The 2018 action film, ‘Hunter Killer,’ helmed by Gerard Butler, brings the story of its titular war submarine, USS Arkansas, on its assignment to execute a rescue mission that might just save the world from World War III. Under Captain Joe Glass’ command, the USS Arkansas traverses Russian territory following a coup that leaves the country’s President, Zakarin’s life in peril. In its journey, the American vessel and the military sailors aboard face numerous threats confronted with unprecedented waters.
Within the film, the USS Arkansas Submarine occupies similar significance as a character as others like Captain Glass, Andropov, or John Fisk. The submarine houses numerous lives within its precarious but sturdy walls while braving the harsh ocean and enemy fire. Thus, it proves its merit as the film’s namesake character. However, given the peculiar term used to define the submarine and its subsequent utilization in the film’s title, people must be curious about the origin behind the USS Arkansas’ title as a ‘Hunter Killer.’
Attack Submarines, AKA Hunter Killers
In the film ‘Hunter Killer,’ the USS Arkansas Submarine earns its eponymous classification due to its build as a U.S. Navy attack submarine. Such vessels are built to attack other vessels, be it merchant ships or warships that operate on the ocean surface or similar underwater submarine vessels. Since these submarines are used to sink other vessels— or, in other words, hunt them— they get their title as a hunter-killer after their served purpose.
The U.S. Navy attack submarines, in particular, are nuclear-powered and equipped with Tomahawk cruise missiles. These technical additions are included in the film’s rendition of the vessel and end up playing a crucial role in the story’s third act. Similarly, as depicted in the film, these submarines are usually employed for reconnaissance missions, battle group operation support, or participation in underwater warfare.
However, the one crucial difference that viewers can spot between real-life hunter-killers and the one presented in the film remains the gap in the magnitude of the distance involved in such missions.

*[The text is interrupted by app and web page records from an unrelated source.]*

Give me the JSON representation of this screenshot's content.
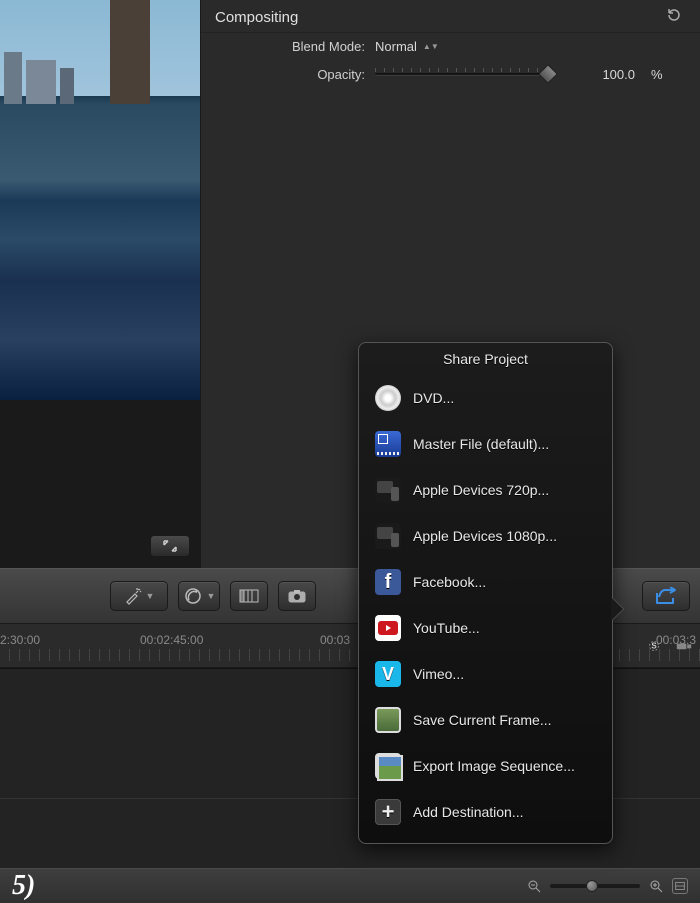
{
  "inspector": {
    "section_title": "Compositing",
    "blend_mode": {
      "label": "Blend Mode:",
      "value": "Normal"
    },
    "opacity": {
      "label": "Opacity:",
      "value": "100.0",
      "unit": "%",
      "slider_percent": 100
    }
  },
  "timeline": {
    "timecodes": [
      "2:30:00",
      "00:02:45:00",
      "00:03",
      "00:03:3"
    ]
  },
  "share_popover": {
    "title": "Share Project",
    "items": [
      {
        "icon": "dvd",
        "label": "DVD..."
      },
      {
        "icon": "master",
        "label": "Master File (default)..."
      },
      {
        "icon": "devices",
        "label": "Apple Devices 720p..."
      },
      {
        "icon": "devices",
        "label": "Apple Devices 1080p..."
      },
      {
        "icon": "fb",
        "label": "Facebook..."
      },
      {
        "icon": "yt",
        "label": "YouTube..."
      },
      {
        "icon": "vimeo",
        "label": "Vimeo..."
      },
      {
        "icon": "frame",
        "label": "Save Current Frame..."
      },
      {
        "icon": "seq",
        "label": "Export Image Sequence..."
      },
      {
        "icon": "add",
        "label": "Add Destination..."
      }
    ]
  },
  "step_label": "5)"
}
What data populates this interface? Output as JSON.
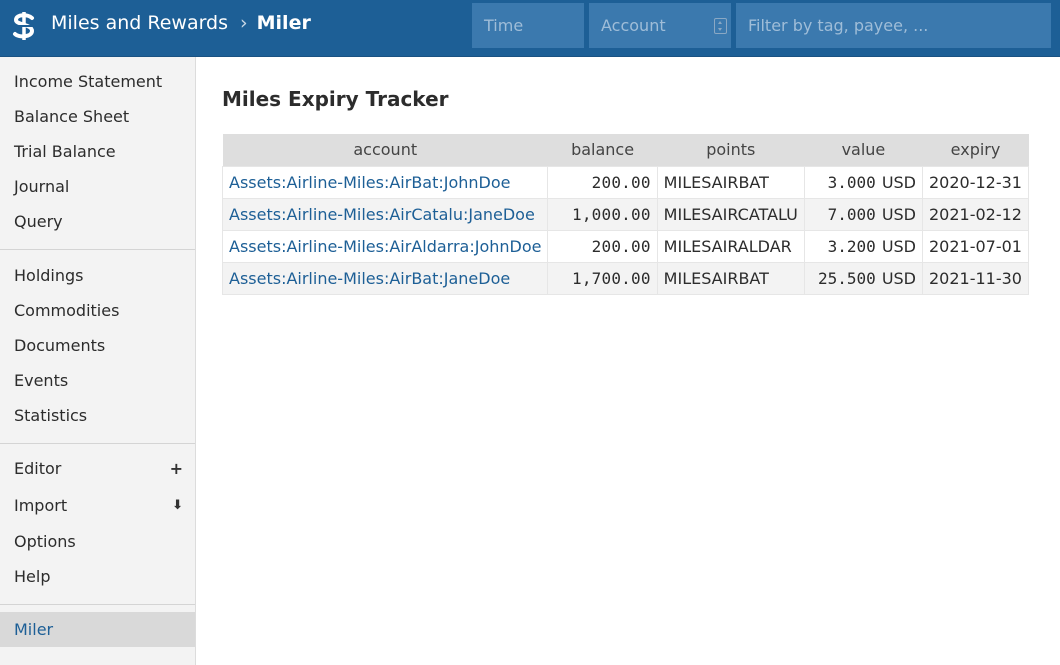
{
  "header": {
    "app_title": "Miles and Rewards",
    "separator": "›",
    "current_page": "Miler",
    "time_placeholder": "Time",
    "account_placeholder": "Account",
    "filter_placeholder": "Filter by tag, payee, ...",
    "logo_icon": "fava-dollar-logo-icon",
    "bar_color": "#1d5f96"
  },
  "sidebar": {
    "group1": [
      "Income Statement",
      "Balance Sheet",
      "Trial Balance",
      "Journal",
      "Query"
    ],
    "group2": [
      "Holdings",
      "Commodities",
      "Documents",
      "Events",
      "Statistics"
    ],
    "group3": [
      {
        "label": "Editor",
        "extra": "+",
        "icon": "plus-icon"
      },
      {
        "label": "Import",
        "extra": "⬇",
        "icon": "download-icon"
      },
      {
        "label": "Options",
        "extra": ""
      },
      {
        "label": "Help",
        "extra": ""
      }
    ],
    "extensions": [
      "Miler"
    ],
    "active": "Miler"
  },
  "main": {
    "title": "Miles Expiry Tracker",
    "columns": [
      "account",
      "balance",
      "points",
      "value",
      "expiry"
    ],
    "rows": [
      {
        "account": "Assets:Airline-Miles:AirBat:JohnDoe",
        "balance": "200.00",
        "points": "MILESAIRBAT",
        "value": "3.000",
        "currency": "USD",
        "expiry": "2020-12-31"
      },
      {
        "account": "Assets:Airline-Miles:AirCatalu:JaneDoe",
        "balance": "1,000.00",
        "points": "MILESAIRCATALU",
        "value": "7.000",
        "currency": "USD",
        "expiry": "2021-02-12"
      },
      {
        "account": "Assets:Airline-Miles:AirAldarra:JohnDoe",
        "balance": "200.00",
        "points": "MILESAIRALDAR",
        "value": "3.200",
        "currency": "USD",
        "expiry": "2021-07-01"
      },
      {
        "account": "Assets:Airline-Miles:AirBat:JaneDoe",
        "balance": "1,700.00",
        "points": "MILESAIRBAT",
        "value": "25.500",
        "currency": "USD",
        "expiry": "2021-11-30"
      }
    ]
  }
}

For the sake of the narrative, this detail was exaggerated and made more convenient on screen. Nevertheless, apart from such plot-driven differences, the film’s submarine and its mechanics remain true to reality.
USS Arkansas, the specific attack submarine depicted in the film, is modeled after a real-life U.S. Navy Attack Submarine, particularly the Virginia class vessel. According to Butler, who essays the role of Captain Glass alongside occupying the producer role in the film‘s making, his on-screen vessel was, in fact, a duplicate of the Virginia-class submarine. “We got all the Navy engineers to work with our production department, and they spent a long time [perfecting the on-screen USS Arkansas model],” said Butler in a conversation with Robert Ebert.

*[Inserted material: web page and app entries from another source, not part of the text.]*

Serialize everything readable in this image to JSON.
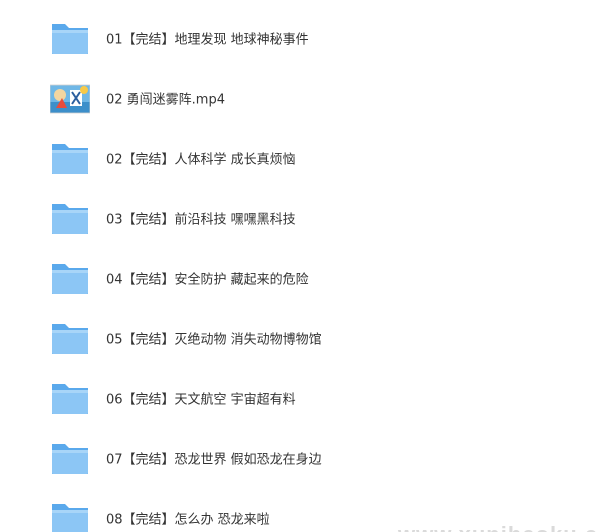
{
  "files": [
    {
      "name": "01【完结】地理发现 地球神秘事件",
      "icon": "folder-icon"
    },
    {
      "name": "02 勇闯迷雾阵.mp4",
      "icon": "video-thumbnail-icon"
    },
    {
      "name": "02【完结】人体科学 成长真烦恼",
      "icon": "folder-icon"
    },
    {
      "name": "03【完结】前沿科技 嘿嘿黑科技",
      "icon": "folder-icon"
    },
    {
      "name": "04【完结】安全防护 藏起来的危险",
      "icon": "folder-icon"
    },
    {
      "name": "05【完结】灭绝动物 消失动物博物馆",
      "icon": "folder-icon"
    },
    {
      "name": "06【完结】天文航空 宇宙超有料",
      "icon": "folder-icon"
    },
    {
      "name": "07【完结】恐龙世界 假如恐龙在身边",
      "icon": "folder-icon"
    },
    {
      "name": "08【完结】怎么办 恐龙来啦",
      "icon": "folder-icon"
    }
  ],
  "watermark": "www.xuniheoku.com",
  "colors": {
    "folder_front": "#8cc6f5",
    "folder_back": "#5aa9ec",
    "text": "#333333"
  }
}
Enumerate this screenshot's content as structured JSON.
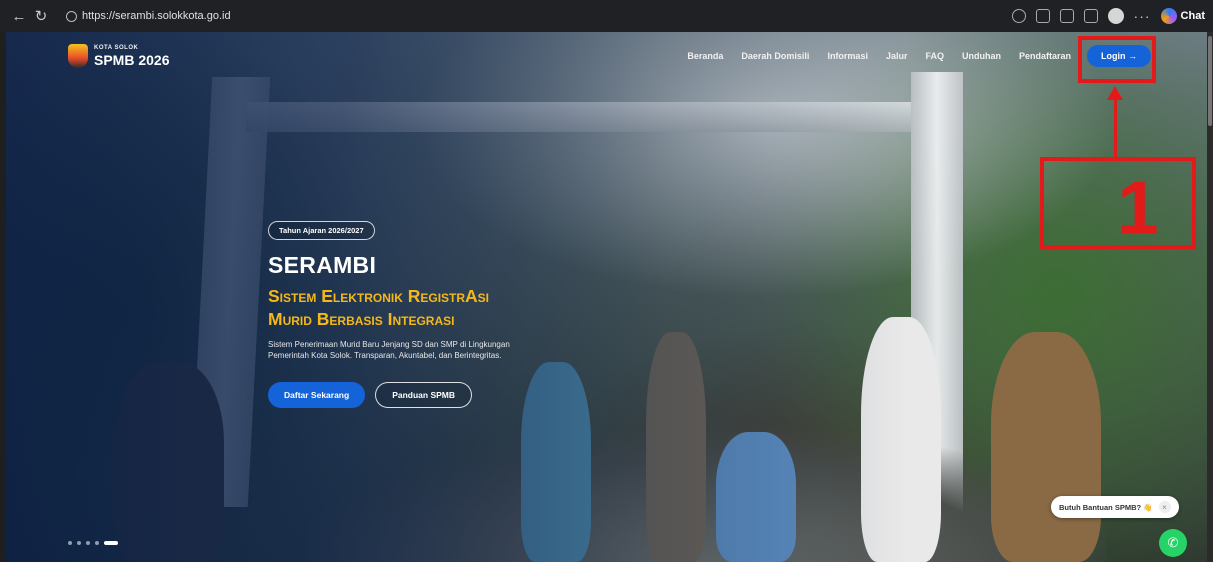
{
  "browser": {
    "url": "https://serambi.solokkota.go.id",
    "chat_label": "Chat"
  },
  "site": {
    "brand_small": "KOTA SOLOK",
    "brand_big": "SPMB 2026",
    "menu": [
      "Beranda",
      "Daerah Domisili",
      "Informasi",
      "Jalur",
      "FAQ",
      "Unduhan",
      "Pendaftaran"
    ],
    "login_label": "Login →"
  },
  "hero": {
    "pill": "Tahun Ajaran 2026/2027",
    "title": "SERAMBI",
    "subtitle_line1": "Sistem Elektronik RegistrAsi",
    "subtitle_line2": "Murid Berbasis Integrasi",
    "description": "Sistem Penerimaan Murid Baru Jenjang SD dan SMP di Lingkungan Pemerintah Kota Solok. Transparan, Akuntabel, dan Berintegritas.",
    "primary_button": "Daftar Sekarang",
    "secondary_button": "Panduan SPMB"
  },
  "help": {
    "bubble_text": "Butuh Bantuan SPMB? 👋",
    "close": "×"
  },
  "annotation": {
    "number": "1"
  },
  "colors": {
    "accent_blue": "#1463d8",
    "accent_yellow": "#f5b817",
    "annotation_red": "#e21a1a",
    "whatsapp_green": "#25d366"
  }
}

“[So] It was a living, breathing environment that really came to life and was incredibly exhilarating,” the actor added. “You’re in this confined space, pretty much as exact a replica of the control room of Virginia-class sub as you could get, and I literally feel like our sub was about to go down, and we’re going to be hit.”
Therefore, given the significance of the USS Arkansas within the story, the vessel’s technical classification ends up lending itself to the film’s title. Yet, interestingly, the submarine’s mission ends up necessitating neither hunting nor killing. Instead, under Glass’ command, the vessel returns from its journey after besting its enemies through diplomacy and collaboration with the Russian government. As such, even though the hunter-killer submarine in the film faces many life-threatening situations, it remains a beacon of cooperation in a politically unstable situation.